In our attempt to explore the potential mechanism how elevation of ACTR in quiescent cells activates E2F1-responsive genes, we found that overexpression of ACTR altered the promoter occupancies by different E2F family members (unpublished results). The E2Fs can be divided into subgroups with opposing activities to control transcription of cell cycle genes (48). In cells reentering the cell cycle by serum stimulation, decreased promoter occupancies of repressing E2Fs followed by increased occupancies of activating E2Fs have been observed (43). Serum stimulation is believed to cause hyperphosphorylation of Rb and related pocket proteins by Cdks, which in turn results in the relocalization of freed repressive E2Fs to the cytoplasm and subsequent recruitment of activating E2Fs. We speculate that an increased expression of ACTR expands the free pool of the activator ACTR-E2F complexes in quiescent cells and enhances the potential of the complex to be recruited to the E2F-responsive promoters, which in turn displaces the repressive E2F complex. The ACTR-E2F complex could activate transcription through its associated chromatin-modifying activities and the function to facilitate the recruitment of RNA polymerase II-containing complexes, as recently demonstrated (27). It is worth noting that CBP and PCAF were shown to interact with E2F1 and modulate its transactivation (29, 49). It would be of interest to determine how ACTR, p300/CBP, and PCAF may relate to each other in control of the transcriptional output of E2F transcription factors and cell proliferation.

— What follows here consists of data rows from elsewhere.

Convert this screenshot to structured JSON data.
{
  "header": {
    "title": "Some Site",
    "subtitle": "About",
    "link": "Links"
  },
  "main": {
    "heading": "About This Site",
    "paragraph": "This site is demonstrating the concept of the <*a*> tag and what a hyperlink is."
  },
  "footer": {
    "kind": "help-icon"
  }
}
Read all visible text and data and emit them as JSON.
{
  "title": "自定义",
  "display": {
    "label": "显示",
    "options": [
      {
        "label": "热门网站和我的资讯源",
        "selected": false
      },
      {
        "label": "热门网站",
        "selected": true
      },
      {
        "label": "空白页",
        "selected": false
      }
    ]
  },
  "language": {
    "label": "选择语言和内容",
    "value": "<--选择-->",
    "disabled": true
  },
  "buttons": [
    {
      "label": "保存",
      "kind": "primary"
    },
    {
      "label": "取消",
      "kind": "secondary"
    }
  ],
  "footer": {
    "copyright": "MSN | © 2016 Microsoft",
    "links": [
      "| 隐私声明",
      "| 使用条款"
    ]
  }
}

We are grateful to Joseph Nevins, Pat Nakatani, Joan Massague, and Xinbin Chen for reagents. We thank Hsing-Jien Kung, Ron Wisdom, and Marty Privalsky for insightful discussion and critical reading of the manuscript. We are indebted to Ai-Hong Ma, Dan Robinson, Michelle Ellis-Hutchings, and Zhenyu Zhong for technical help.
This work was supported in part by a grant from the National Institutes of Health (DK60019) and from the California Breast Cancer Research Program (7KB-0140). M.C.L. is supported by an NIH Molecular and Cellular Biology training grant.

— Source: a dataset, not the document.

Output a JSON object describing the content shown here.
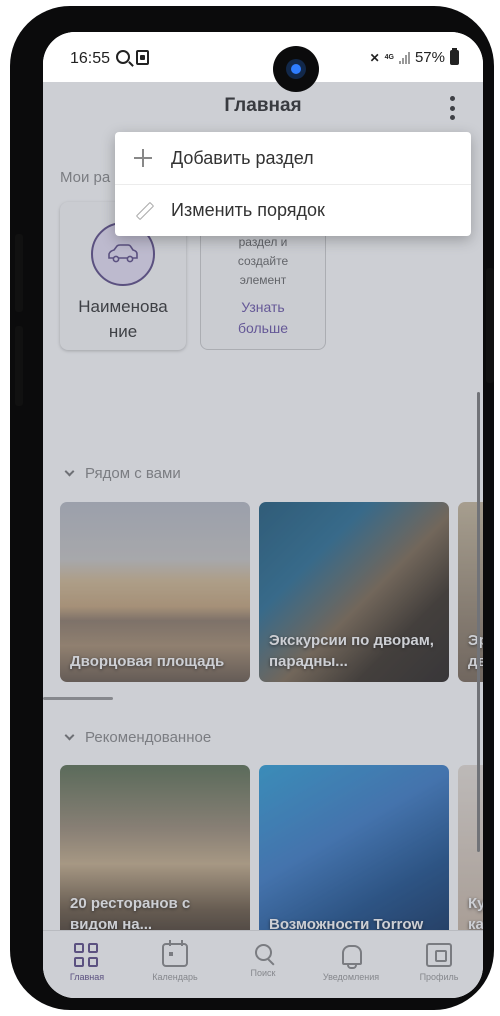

The primers listed in Table TableA1A1 were used in the quantitative RT-PCR and the analysis of genomic DNA sequences enriched in the ChIP.